[WORK TO BE COMPLETED]
For each line below that includes the word "تاریخ", make a copy.

[EXERCISE MATERIALS]
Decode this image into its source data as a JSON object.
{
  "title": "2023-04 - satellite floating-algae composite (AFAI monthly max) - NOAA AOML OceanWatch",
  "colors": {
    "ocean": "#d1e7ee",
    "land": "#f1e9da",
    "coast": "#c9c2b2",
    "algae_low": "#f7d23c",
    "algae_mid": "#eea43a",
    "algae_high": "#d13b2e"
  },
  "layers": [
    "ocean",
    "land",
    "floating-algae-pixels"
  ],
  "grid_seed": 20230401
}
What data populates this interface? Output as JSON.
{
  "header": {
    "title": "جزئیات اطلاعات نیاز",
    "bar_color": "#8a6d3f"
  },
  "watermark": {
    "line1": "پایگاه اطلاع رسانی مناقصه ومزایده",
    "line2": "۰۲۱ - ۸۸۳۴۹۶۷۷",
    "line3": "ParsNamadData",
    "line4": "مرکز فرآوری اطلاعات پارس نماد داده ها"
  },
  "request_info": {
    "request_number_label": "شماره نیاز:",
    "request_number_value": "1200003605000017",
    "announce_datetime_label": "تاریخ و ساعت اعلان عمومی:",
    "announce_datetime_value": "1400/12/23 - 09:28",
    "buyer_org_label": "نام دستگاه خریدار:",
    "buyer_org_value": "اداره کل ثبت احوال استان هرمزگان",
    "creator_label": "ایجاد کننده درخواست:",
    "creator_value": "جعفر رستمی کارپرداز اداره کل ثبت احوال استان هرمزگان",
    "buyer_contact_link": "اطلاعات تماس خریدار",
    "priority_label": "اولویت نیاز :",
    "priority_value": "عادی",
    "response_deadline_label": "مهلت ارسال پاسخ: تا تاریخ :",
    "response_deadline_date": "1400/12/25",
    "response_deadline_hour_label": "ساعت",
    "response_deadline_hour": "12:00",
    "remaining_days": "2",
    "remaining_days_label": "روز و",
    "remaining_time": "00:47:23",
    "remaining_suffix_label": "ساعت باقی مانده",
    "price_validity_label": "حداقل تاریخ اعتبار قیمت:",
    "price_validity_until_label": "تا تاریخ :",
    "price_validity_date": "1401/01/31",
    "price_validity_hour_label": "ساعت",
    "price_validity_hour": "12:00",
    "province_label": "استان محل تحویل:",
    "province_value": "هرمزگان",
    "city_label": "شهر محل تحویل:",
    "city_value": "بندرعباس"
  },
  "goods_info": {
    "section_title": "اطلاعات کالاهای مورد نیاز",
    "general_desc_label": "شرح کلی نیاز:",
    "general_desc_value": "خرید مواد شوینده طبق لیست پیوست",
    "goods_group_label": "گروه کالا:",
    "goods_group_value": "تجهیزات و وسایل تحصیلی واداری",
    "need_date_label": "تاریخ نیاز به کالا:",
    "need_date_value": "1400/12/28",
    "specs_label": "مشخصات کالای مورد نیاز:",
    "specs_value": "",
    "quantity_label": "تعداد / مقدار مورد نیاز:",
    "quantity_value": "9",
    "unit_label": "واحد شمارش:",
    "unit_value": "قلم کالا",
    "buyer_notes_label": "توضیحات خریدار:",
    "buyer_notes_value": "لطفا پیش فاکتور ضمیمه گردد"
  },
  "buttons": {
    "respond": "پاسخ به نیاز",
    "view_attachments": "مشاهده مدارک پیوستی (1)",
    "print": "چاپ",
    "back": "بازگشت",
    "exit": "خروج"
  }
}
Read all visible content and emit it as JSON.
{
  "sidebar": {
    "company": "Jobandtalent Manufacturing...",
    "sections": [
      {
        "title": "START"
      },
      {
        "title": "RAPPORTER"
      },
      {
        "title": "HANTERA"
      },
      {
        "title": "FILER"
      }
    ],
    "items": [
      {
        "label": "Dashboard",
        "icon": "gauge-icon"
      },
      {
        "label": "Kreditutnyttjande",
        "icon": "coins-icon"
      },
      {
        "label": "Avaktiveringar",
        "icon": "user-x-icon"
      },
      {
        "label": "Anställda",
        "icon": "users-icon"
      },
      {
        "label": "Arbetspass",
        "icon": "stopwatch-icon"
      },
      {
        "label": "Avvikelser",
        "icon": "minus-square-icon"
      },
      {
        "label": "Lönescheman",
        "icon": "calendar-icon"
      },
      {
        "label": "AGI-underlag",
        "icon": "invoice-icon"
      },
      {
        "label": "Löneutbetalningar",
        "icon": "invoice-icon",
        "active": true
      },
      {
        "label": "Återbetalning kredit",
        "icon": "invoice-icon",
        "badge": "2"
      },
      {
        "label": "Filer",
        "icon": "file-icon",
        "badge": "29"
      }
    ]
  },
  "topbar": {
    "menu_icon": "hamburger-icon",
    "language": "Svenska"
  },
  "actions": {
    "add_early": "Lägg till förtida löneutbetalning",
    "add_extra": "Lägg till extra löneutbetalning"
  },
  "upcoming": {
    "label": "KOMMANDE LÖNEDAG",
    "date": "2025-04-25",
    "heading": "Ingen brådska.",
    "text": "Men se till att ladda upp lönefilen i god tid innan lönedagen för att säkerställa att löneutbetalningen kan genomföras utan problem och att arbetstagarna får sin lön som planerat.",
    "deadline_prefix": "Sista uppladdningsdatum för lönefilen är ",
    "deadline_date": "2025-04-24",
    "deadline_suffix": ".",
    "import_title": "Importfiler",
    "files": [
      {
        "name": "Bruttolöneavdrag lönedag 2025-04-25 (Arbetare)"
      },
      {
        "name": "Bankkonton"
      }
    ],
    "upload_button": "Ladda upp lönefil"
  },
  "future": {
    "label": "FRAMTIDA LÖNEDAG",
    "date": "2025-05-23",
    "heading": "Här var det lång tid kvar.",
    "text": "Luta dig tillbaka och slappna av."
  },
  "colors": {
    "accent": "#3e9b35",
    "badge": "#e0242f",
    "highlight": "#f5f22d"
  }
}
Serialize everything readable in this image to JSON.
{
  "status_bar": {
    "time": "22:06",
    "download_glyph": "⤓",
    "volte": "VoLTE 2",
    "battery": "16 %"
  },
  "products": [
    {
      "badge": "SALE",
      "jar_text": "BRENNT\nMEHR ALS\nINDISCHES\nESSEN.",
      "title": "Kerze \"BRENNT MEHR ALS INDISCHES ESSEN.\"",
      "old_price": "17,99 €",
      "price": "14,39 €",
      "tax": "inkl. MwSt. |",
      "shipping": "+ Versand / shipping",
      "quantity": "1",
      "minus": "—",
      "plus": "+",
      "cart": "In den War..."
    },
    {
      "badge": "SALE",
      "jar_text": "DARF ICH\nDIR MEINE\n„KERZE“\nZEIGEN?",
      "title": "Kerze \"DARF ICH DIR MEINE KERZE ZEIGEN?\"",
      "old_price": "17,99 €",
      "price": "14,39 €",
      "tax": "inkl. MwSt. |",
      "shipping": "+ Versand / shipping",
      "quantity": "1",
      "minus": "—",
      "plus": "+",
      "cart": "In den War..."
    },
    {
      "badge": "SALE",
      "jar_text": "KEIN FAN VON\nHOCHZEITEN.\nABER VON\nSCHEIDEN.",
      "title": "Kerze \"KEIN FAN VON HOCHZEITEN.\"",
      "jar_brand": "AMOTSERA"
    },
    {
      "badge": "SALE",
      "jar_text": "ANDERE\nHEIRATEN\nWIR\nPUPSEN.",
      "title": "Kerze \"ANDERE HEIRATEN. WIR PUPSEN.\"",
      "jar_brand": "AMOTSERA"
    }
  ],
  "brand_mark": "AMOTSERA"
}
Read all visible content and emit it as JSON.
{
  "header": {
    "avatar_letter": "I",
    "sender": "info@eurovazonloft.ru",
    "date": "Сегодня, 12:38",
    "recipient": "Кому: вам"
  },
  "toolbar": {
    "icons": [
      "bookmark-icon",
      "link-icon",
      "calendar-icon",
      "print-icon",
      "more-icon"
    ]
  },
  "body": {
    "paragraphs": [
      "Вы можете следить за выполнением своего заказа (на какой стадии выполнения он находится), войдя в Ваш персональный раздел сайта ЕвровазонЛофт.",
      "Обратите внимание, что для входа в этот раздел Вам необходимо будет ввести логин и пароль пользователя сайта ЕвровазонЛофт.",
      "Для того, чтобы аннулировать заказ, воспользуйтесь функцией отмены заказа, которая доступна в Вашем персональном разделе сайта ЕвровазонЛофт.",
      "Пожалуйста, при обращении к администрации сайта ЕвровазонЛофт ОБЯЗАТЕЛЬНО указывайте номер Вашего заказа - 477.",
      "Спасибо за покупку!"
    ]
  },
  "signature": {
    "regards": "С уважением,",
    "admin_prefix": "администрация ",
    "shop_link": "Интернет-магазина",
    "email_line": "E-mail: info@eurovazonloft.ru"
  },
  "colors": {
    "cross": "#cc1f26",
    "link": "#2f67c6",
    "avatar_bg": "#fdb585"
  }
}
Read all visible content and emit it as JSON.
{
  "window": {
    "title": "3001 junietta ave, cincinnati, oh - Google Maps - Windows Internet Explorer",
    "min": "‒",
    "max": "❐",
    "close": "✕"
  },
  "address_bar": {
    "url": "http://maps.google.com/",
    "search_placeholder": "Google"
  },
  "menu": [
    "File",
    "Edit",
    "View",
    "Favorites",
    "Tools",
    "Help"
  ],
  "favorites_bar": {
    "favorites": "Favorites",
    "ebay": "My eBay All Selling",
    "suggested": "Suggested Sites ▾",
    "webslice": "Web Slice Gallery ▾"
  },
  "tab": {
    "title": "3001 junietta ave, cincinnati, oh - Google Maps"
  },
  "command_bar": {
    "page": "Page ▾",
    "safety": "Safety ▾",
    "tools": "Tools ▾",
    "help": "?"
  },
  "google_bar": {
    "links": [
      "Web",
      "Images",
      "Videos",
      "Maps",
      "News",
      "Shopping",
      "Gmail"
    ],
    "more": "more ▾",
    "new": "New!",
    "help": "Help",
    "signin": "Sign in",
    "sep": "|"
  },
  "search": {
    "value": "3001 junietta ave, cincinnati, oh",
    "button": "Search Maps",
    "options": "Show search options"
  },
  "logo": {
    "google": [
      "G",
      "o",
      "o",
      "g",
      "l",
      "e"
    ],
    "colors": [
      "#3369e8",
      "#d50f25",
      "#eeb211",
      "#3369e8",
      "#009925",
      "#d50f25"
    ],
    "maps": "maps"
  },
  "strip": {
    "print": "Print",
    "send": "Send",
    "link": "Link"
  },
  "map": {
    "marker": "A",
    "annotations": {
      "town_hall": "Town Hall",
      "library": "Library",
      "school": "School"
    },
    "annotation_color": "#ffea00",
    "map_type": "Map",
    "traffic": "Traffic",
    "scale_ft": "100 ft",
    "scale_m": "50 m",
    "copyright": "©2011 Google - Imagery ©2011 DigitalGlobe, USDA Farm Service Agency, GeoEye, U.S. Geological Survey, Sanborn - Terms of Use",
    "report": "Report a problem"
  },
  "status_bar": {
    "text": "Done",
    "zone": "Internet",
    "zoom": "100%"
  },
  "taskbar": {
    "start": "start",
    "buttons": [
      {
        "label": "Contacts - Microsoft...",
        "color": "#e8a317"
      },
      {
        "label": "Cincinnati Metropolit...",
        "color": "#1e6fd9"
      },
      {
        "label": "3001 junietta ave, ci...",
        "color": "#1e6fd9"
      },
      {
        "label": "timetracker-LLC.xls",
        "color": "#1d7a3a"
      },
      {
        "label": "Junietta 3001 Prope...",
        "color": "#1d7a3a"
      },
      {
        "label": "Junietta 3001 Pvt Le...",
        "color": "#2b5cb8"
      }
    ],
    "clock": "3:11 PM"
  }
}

[ANSWER AREA]
    "announce_datetime_label": "تاریخ و ساعت اعلان عمومی:",
    "response_deadline_label": "مهلت ارسال پاسخ: تا تاریخ :",
    "price_validity_label": "حداقل تاریخ اعتبار قیمت:",
    "price_validity_until_label": "تا تاریخ :",
    "need_date_label": "تاریخ نیاز به کالا:",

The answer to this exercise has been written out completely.